Surgical smoke is not only a nuisance because of the vision obstruction to surgeons and its noxious odor, it also puts the entire surgical staff’s health at risk. Surgical smoke is a mix of water vapor, volatile gaseous compounds, and particles derived from the degradation of tissue during laser and electrocautery surgeries. Among the substances found in surgical smoke are toxic, teratogenic, and carcinogenic chemicals. It may also contain viable viruses and cellular material. Chronic exposure to surgical smoke is a concern for healthcare professionals working in a confined space of the Operating Room (OR) where the constituents of the smoke can be inhaled and absorbed through the lungs.1 Surgical smoke is also harmful to the patient, as it can be absorbed via the peritoneum and cause nausea or a longer recovery time.
Every year over one and a half million healthcare workers including surgeons, nurses, surgical technicians, and others are exposed to surgical smoke. Transmission of human papillomavirus (HPV) through surgical smoke from lasers has been documented. This raises concerns about possible infections from desufflation gases. To avoid the risk of smoke inhalation and potential SARS-CoV-2 transmission, several national and international societies recommend surgical smoke filtration in response to the COIVD-19 crisis.
An Easy to Use Passive Surgical Smoke Evacuation System
The Pall LaparoShield® Laparoscopic Smoke Filtration System is an easy to use passive smoke evacuation system which removes particles, bacteria, viruses and odor causing noxious chemicals from surgical smoke generated in laparoscopic procedures while maintaining a clear field of vision. The universal luer connector meets ISO standards for leak free connection to the trocar. The LaparoShield is indicated for use during any minimally invasive surgery involving insufflation, electrocautery, laser, or ultrasonic scalpel use. The lightweight, low profile construction makes efficient use of materials providing a non-obtrusive, cost-effective solution to laparoscopic smoke removal. It is also packaged in a sterile double peel-pouch allowing easy presentation into the sterile field.

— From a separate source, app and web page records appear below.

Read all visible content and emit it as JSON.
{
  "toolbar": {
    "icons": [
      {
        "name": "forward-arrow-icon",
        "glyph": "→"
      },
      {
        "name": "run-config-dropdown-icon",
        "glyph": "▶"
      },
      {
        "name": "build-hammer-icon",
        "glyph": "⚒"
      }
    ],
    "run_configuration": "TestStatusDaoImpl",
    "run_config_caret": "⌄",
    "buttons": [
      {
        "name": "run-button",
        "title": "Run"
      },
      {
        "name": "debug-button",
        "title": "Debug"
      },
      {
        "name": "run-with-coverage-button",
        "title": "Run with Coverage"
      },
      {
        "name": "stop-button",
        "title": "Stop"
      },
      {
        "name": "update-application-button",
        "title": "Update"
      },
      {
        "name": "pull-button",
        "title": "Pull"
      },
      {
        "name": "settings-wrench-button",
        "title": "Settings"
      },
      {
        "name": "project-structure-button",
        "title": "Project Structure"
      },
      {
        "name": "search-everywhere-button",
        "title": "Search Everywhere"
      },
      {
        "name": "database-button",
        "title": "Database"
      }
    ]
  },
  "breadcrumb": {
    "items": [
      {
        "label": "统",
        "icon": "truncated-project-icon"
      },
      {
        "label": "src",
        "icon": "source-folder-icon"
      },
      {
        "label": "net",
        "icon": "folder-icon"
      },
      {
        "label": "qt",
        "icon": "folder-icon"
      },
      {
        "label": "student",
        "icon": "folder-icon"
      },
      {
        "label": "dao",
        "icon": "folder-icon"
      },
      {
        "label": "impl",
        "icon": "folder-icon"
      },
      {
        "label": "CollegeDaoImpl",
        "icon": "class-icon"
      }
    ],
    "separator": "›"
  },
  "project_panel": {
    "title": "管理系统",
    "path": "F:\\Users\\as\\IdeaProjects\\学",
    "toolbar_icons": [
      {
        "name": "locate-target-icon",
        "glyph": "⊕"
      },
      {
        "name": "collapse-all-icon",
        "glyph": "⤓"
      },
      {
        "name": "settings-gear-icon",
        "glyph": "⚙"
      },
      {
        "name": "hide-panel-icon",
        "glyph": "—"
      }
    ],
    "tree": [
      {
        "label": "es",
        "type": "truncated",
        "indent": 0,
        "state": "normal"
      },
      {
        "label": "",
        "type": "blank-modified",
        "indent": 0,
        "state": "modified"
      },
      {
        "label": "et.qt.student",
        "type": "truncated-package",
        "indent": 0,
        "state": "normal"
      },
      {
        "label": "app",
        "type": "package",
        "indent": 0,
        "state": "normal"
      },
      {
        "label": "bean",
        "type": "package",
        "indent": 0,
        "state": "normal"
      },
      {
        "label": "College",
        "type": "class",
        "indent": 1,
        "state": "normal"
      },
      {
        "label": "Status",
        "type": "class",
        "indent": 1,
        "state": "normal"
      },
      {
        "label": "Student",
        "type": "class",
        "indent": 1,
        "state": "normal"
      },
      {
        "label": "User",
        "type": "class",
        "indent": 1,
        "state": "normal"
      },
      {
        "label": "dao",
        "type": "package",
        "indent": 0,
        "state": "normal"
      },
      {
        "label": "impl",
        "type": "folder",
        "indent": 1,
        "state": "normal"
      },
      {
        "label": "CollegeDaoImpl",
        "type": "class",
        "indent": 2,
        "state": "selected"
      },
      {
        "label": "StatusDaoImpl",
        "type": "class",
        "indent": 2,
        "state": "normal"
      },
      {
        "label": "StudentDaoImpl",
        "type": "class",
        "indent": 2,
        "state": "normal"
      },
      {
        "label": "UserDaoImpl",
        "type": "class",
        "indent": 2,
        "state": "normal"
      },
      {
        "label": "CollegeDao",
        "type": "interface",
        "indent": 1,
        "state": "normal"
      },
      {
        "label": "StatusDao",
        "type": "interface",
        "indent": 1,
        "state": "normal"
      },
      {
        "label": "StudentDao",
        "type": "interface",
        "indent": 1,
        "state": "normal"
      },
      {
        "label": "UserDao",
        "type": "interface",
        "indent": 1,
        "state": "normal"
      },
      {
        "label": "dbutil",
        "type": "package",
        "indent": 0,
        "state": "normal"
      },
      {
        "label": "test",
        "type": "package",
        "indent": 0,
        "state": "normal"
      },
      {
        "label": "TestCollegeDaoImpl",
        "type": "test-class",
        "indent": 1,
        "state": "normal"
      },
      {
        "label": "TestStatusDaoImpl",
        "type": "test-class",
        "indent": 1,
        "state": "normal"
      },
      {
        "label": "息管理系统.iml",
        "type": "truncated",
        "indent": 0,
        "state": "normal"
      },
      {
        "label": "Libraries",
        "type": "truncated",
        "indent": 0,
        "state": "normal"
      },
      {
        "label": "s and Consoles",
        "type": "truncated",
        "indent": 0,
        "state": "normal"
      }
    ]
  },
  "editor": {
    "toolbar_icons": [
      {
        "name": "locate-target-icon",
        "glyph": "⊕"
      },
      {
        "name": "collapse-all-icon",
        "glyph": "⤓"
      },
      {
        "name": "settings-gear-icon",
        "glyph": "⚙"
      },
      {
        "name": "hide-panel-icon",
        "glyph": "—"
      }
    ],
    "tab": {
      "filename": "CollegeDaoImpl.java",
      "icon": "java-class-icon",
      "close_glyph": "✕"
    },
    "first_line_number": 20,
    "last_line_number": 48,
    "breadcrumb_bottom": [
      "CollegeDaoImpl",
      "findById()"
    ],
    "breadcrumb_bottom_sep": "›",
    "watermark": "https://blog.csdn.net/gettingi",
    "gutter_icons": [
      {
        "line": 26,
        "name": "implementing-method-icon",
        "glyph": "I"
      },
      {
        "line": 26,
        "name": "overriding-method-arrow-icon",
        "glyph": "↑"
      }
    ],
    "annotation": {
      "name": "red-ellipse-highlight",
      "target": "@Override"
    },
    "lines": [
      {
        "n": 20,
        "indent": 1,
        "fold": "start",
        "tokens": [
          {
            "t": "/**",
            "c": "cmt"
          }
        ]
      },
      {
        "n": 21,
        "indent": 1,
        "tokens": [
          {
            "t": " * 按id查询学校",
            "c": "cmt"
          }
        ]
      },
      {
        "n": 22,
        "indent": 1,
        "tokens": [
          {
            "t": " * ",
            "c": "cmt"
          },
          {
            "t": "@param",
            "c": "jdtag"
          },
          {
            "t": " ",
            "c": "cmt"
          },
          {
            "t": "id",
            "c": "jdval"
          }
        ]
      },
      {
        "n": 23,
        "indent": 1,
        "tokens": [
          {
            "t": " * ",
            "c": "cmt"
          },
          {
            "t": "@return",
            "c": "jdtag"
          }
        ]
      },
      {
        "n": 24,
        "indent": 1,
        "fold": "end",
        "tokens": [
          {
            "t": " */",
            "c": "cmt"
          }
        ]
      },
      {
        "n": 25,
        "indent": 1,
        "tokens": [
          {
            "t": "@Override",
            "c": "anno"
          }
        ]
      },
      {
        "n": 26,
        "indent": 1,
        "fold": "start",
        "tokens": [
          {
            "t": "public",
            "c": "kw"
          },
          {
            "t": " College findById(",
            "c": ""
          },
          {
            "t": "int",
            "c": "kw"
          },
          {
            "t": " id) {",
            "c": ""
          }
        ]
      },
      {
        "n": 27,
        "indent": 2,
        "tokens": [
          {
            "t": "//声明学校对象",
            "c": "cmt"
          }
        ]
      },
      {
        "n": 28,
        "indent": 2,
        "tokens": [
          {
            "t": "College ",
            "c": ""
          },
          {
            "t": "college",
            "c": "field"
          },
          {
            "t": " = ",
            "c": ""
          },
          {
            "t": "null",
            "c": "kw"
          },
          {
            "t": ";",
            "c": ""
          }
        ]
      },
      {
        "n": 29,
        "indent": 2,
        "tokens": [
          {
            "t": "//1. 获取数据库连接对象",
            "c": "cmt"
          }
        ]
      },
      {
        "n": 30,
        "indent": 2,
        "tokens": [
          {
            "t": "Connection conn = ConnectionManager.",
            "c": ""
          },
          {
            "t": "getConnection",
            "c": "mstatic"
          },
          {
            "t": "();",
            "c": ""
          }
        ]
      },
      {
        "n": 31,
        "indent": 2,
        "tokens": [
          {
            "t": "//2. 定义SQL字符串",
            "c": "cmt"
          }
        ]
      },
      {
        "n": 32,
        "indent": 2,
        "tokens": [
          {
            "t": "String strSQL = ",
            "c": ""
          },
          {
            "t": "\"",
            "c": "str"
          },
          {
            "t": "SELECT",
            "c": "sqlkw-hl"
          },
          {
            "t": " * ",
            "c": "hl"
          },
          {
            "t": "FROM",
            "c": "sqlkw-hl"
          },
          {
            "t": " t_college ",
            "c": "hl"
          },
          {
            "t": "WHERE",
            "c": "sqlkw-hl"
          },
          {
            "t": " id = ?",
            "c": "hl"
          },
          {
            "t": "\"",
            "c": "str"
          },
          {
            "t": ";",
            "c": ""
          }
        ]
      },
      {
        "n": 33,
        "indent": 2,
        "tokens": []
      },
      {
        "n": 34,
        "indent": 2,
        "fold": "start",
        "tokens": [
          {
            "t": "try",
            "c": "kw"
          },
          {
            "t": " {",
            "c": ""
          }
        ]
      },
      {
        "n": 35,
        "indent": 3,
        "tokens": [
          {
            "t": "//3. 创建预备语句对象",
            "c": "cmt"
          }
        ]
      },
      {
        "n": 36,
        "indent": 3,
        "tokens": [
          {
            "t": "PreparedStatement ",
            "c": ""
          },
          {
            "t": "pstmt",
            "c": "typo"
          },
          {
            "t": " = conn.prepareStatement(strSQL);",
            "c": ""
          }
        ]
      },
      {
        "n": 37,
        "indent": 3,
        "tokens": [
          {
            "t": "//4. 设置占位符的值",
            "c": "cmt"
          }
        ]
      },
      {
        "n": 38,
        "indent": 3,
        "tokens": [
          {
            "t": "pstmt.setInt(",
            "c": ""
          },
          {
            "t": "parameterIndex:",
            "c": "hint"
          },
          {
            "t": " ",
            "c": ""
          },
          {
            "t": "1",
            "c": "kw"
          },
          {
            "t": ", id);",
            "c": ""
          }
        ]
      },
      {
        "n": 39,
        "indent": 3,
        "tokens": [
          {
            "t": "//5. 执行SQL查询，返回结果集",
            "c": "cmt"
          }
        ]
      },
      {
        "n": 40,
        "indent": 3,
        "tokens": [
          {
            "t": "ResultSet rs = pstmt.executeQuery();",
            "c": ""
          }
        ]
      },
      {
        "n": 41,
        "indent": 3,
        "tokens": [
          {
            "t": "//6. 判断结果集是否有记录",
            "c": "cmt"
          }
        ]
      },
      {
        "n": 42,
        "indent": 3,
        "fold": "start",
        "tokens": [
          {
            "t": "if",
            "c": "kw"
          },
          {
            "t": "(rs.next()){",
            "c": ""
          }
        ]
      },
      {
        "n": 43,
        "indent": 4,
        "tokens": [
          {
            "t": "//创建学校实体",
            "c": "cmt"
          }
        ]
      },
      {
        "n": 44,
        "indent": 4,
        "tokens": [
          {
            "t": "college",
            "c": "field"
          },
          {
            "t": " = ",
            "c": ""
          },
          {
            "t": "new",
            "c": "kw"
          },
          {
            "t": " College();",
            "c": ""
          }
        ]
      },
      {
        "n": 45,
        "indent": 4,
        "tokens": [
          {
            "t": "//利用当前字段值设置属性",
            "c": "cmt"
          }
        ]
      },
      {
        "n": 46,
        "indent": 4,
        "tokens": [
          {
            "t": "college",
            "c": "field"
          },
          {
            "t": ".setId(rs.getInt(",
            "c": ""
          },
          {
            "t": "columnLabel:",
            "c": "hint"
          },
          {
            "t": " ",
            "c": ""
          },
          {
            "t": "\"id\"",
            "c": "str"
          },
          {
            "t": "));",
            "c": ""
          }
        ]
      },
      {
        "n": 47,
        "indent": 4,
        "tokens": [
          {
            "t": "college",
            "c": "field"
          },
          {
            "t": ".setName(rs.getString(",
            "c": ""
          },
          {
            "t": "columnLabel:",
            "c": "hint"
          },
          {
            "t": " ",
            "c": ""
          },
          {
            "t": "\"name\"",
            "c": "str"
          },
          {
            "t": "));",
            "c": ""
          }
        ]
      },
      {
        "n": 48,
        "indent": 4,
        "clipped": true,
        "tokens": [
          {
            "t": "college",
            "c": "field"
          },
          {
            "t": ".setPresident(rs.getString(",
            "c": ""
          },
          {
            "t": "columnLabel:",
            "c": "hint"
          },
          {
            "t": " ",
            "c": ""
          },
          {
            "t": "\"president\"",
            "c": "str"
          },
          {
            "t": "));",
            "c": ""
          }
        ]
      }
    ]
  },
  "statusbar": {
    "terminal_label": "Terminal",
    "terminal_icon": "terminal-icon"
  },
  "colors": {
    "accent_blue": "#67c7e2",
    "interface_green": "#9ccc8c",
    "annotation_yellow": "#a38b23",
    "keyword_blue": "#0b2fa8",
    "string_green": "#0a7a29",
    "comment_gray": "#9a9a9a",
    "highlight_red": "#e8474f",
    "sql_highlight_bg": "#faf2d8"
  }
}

Features and Benefits of Our LaparoShield Laparoscopic Smoke Filtration System
- Remove Particles: Surgical smoke from both lasers and electrocautery contains large quantities of particles ranging in size from 10 nm to 1 µm,2 a size classified as “lung damaging dust”. Studies show both laser and electrocautery plume produce pathologic changes in the lungs of rats and are too small to be filtered by surgical masks.3-4 The LaparoShield Filtration System has be shown to remove more than 99.999% of aerosolized monodispersed 0.02 µm MS-2 bacteriophage. The Pall LaparoShield is also classified as a Ultra Low Penetration Air (ULPA) Filter.
- Protect Patients: Surgical smoke has shown to be cytotoxic.5 It can be absorbed into the patient's blood, causing elevated methemoglobin and carboxyhemoglobin levels.2,14 This can contribute to headaches, double vision, muscle weakness, nausea and vomiting in patients recovering from laparoscopic procedures.6 The LaparoShield Filtration System allows for an efficient and continuous evacuation of smoke throughout the surgical procedure, minimizing the patient's exposure time to potentially harmful surgical smoke.
- Maintain Continuity of Surgical Procedures: During tissue ablation, smoke accumulates in the peritoneal cavity obscuring the surgeon's vision.7 Interruption of surgical procedures to clear the field of vision can cause delays to re-acquire the pneumoperitoneum and reposition instruments.
- Remove Bacteria and Viruses: Viable cells and viruses can exist in electrocautery and laser smoke.8-10 The LaparoShield Filtration System will remove more than 99.999% of cells and viruses from surgical smoke.
Surgical Smoke Evacuation Legislation Advances Across the Country
While there are so many reasons that you should choose to go smoke free, like protecting your patients and staff from noxious chemicals, it might be mandatory soon. In 2020, surgical smoke evacuation legislation was introduced in: Connecticut, Georgia, Kentucky, Illinois, Iowa, New Jersey, Oregon, Tennessee, and Utah. As of June 2021, Oregon became the fourth state to go surgical smoke free, following Kentucky, Colorado, and Rhode Island. Jennifer Pennock, the senior manager of AORN Government Affairs stated, “Our work for similar legislation will continue across the U.S. until smoke in the operating room is as unacceptable as cigarette smoke on airplanes.” 11